Problem details
Copy each line of the listing where the word "label" can be found.

****************************************

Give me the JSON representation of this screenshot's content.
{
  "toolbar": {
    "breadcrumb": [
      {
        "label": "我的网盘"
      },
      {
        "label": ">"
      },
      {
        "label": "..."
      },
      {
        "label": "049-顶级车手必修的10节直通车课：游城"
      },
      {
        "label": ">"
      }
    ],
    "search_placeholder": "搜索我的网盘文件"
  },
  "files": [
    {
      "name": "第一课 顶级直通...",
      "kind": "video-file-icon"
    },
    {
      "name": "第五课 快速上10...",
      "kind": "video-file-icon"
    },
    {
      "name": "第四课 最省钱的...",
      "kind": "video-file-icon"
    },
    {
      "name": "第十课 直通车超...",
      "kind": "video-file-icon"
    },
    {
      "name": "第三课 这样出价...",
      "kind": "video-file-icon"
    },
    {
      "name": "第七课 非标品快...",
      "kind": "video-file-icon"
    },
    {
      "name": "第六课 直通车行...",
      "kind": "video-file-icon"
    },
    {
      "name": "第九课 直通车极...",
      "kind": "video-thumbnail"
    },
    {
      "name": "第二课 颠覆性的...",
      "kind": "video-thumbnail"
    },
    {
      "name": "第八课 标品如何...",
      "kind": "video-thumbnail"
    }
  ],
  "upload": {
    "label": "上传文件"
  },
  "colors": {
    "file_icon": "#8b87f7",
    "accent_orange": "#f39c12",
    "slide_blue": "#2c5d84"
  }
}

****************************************

Finished task
        "label": "我的网盘"
        "label": ">"
        "label": "..."
        "label": "049-顶级车手必修的10节直通车课：游城"
        "label": ">"
    "label": "上传文件"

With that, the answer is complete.